"Instead of letting globalization worsen the socio-economic situation, Israel can focus on raising the standard of living of the whole population, including the weaker sectors, and the substantial reduction of unemployment," Ben David said. "Policymakers erroneously call their socio-economic policy `capitalism' when it actually favors the employers and narrow personal and ideological interests that have no connection with the capitalistic economic management."
Ben David and his team members feel that Israel's main goal in the socio-economic sphere is to focus simultaneously on two levels - increasing the level of skills and knowledge of the population in general and the weaker sectors in particular and substantially improving infrastructure and manufacturing methods.
The team recommended a few steps that will increase the supply of workers, including granting incentives to work by unifying a family's sources of income, broadening the tax base, and reducing the tax burden. At the same time, the team believes that all the sources of assistance and subsidies granted by welfare bodies and the various authorities should be unified and their transparency increased. "At present, no one knows who is giving and who is receiving. There is total anarchy in the assistance and subsidization spheres," Ben David said.
Fewer foreign workers
Another recommendation proffered by the team was to implement the "Second Chance" plan that will enable Israeli adults who were high school drop-outs, or new immigrants who did not receive a high school education in their native countries to complete their education. The assumption is that the higher a society's level of education, the lower the unemployment and the higher the income.

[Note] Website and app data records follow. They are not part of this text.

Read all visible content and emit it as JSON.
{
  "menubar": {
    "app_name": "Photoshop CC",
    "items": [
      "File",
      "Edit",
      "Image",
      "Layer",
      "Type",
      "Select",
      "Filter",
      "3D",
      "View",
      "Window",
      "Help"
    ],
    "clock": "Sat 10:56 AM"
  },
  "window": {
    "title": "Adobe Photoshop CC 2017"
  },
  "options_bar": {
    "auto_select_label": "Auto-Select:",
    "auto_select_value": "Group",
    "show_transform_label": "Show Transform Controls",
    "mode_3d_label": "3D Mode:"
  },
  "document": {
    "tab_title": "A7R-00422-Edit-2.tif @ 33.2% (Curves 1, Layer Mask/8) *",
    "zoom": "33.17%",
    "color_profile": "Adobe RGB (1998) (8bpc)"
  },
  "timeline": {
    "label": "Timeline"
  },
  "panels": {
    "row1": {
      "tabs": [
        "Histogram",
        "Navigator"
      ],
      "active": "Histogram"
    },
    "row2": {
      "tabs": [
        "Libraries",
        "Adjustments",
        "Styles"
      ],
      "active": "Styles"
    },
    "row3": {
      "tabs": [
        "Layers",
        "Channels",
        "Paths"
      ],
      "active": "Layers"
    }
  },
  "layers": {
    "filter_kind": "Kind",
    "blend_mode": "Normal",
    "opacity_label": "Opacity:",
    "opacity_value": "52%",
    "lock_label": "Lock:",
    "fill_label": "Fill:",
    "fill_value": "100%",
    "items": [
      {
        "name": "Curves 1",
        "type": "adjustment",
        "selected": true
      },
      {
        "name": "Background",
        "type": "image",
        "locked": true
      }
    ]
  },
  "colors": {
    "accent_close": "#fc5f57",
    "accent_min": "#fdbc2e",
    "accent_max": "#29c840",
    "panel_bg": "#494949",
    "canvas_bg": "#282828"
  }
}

Ben David said there is a direct correlation between education and earnings. In 1999, for example, unemployment in Israel among the population with less than 12 years of education was double that of the population with 16 or more years of education. The chances for non-high school graduates to be employed are 39 percent, compared to 67 percent among people with post-high school education.
Concerning the demand for workers, Ben David's team thinks the government's first goal should be to stabilize the economy by increasing the credibility of the fiscal and monetary policy, creating a political horizon, and raising the level of security in regions that host the most economic activity. The team quoted a study that found that the postponement of the construction of the separation fence has caused NIS 14-19 billion in lost production per year, when the fence costs just NIS 3-4 billion to build.
Like other economists and speakers at the convention, Ben David firmly believes that reducing the number of foreign workers is a precondition for increasing the demand for Israeli workers. He noted that one of every eight workers is not Israeli - a higher rate than any European country except Switzerland. Ben David suggested reducing the number of foreign workers by imposing higher employment taxes on employers who use foreign workers, whose current employment costs are 40-50 percent that of Israeli workers.
Concurring on the need to reduce the number of foreign workers is apparently the only point of agreement between the convention's organizers and Finance Minister Benjamin Netanyahu, who was absent from the convention, even though he was invited.
Judging from the enthusiasm of many of the more influential participants at the convention, Netanyahu can expect to be flooded with working papers in the coming months. These will hopefully spur him to give some more concrete backing to slogans like, "Let's adopt a work culture instead of a stipend culture," and create some more jobs.